In 1807, he began studies at the Petit Séminaire de Montréal, where remained until 1812 after which he was employed at a prominent hardware store owned by Arthur Webster. After nearly a decade there, Fabre spent a year in Paris to gain experience in book retailing at the Galeries Bossange.
Fabre remained in the bookselling business for years while supporting the Patriote movement for much of this time.
In 1848, Fabre entered municipal politics when he was elected a councillor in Montreal's East Ward. The following year he was elected Mayor, prompted financially restructuring of the city's finances and introduced measures to manage a cholera outbreak. Despite his reluctance to serve a second year as Mayor, Fabre served in that role until 1851.

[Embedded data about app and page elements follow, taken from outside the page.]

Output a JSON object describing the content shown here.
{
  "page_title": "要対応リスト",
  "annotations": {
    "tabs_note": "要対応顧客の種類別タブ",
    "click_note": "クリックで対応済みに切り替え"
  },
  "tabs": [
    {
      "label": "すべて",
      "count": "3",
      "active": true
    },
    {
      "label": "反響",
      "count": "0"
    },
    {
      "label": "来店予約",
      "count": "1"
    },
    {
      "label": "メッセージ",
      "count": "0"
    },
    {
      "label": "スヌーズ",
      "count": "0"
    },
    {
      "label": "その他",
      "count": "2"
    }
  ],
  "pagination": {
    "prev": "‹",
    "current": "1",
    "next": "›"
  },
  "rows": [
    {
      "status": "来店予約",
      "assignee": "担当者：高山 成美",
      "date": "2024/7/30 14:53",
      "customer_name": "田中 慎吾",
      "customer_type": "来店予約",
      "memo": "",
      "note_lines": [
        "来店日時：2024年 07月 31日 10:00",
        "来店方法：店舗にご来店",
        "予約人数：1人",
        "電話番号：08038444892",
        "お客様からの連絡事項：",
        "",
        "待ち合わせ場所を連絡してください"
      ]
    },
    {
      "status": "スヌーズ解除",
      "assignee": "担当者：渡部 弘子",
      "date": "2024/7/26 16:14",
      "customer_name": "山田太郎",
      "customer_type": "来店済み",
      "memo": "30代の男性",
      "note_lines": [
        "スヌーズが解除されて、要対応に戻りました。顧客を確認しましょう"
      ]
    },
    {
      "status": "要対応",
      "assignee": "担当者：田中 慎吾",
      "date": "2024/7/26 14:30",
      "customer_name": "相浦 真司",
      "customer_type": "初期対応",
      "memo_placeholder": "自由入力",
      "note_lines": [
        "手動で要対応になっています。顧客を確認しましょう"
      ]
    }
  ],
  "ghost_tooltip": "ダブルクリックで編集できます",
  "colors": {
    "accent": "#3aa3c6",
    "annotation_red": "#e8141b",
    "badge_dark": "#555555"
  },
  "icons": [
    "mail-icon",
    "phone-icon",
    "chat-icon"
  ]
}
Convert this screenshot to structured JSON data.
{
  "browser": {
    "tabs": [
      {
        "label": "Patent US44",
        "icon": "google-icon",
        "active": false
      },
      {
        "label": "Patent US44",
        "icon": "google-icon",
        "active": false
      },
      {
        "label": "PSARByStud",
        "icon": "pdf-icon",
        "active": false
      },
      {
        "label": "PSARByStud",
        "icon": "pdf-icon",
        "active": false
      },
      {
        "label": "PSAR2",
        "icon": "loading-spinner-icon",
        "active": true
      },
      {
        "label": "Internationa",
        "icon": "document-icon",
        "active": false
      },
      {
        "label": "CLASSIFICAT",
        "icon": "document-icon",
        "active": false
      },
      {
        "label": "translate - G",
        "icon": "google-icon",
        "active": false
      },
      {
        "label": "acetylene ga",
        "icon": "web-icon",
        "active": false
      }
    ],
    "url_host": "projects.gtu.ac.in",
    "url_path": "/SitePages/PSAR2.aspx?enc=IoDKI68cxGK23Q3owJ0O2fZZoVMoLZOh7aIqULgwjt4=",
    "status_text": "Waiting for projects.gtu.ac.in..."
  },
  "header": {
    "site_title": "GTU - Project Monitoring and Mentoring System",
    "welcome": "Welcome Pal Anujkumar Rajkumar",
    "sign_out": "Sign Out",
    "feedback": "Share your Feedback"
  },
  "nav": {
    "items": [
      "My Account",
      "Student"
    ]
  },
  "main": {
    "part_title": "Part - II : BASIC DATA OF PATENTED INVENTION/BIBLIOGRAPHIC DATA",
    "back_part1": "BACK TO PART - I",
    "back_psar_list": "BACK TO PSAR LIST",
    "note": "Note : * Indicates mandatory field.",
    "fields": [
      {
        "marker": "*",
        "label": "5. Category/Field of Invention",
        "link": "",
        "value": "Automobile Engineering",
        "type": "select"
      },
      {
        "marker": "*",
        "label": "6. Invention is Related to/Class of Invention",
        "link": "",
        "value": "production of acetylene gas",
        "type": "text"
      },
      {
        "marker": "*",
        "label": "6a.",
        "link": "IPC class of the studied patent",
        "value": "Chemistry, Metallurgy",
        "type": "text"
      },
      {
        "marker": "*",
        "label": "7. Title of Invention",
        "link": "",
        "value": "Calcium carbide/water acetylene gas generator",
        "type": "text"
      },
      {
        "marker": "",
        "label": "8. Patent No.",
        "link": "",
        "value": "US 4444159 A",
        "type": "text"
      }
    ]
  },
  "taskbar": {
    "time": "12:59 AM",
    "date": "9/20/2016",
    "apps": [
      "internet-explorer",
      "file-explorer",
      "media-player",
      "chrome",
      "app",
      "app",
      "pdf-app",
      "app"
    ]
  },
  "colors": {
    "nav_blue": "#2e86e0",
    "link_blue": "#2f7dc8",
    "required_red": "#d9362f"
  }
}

Édouard-Raymond Fabre contracted cholera and died July 1854. Leading politician Louis-Joseph Papineau paid tribute, delcaring that Fabre "rendered outstanding services to the country.”